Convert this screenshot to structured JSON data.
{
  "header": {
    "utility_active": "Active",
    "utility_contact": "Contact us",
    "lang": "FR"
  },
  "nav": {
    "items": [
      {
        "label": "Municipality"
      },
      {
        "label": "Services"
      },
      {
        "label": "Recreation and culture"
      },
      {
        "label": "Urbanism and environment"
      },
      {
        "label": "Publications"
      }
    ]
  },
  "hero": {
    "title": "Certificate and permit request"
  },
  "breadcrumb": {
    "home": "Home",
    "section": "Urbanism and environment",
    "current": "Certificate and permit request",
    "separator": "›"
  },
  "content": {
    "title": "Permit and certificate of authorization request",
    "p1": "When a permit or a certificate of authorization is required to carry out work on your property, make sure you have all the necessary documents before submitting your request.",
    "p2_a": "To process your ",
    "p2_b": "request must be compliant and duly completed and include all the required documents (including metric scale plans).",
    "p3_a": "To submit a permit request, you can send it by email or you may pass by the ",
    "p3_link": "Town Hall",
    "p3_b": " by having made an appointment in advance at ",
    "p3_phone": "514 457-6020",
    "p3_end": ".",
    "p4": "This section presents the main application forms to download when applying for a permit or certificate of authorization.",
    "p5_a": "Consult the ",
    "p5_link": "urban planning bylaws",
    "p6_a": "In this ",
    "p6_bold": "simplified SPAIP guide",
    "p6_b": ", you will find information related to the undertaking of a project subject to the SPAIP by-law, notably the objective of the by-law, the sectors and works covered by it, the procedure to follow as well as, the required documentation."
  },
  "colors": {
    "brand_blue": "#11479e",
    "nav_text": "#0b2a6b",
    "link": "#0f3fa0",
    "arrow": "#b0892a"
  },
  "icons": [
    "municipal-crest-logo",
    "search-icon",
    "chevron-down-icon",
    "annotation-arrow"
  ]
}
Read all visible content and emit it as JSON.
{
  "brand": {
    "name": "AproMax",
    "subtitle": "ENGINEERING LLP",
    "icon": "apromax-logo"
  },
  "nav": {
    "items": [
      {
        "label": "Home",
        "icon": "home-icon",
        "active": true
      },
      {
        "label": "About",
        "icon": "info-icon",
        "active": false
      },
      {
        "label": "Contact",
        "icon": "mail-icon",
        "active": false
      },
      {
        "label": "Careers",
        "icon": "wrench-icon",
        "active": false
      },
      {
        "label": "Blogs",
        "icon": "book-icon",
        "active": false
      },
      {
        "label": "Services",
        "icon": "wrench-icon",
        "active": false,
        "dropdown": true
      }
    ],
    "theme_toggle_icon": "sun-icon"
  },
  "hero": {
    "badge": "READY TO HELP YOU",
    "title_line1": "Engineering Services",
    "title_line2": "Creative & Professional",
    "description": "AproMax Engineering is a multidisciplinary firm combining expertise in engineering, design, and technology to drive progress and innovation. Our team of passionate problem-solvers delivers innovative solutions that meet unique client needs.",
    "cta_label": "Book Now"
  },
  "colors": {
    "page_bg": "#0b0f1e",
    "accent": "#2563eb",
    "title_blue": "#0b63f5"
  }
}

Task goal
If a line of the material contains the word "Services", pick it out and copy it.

Response to the exercise
        "label": "Services"
        "label": "Services",
    "title_line1": "Engineering Services",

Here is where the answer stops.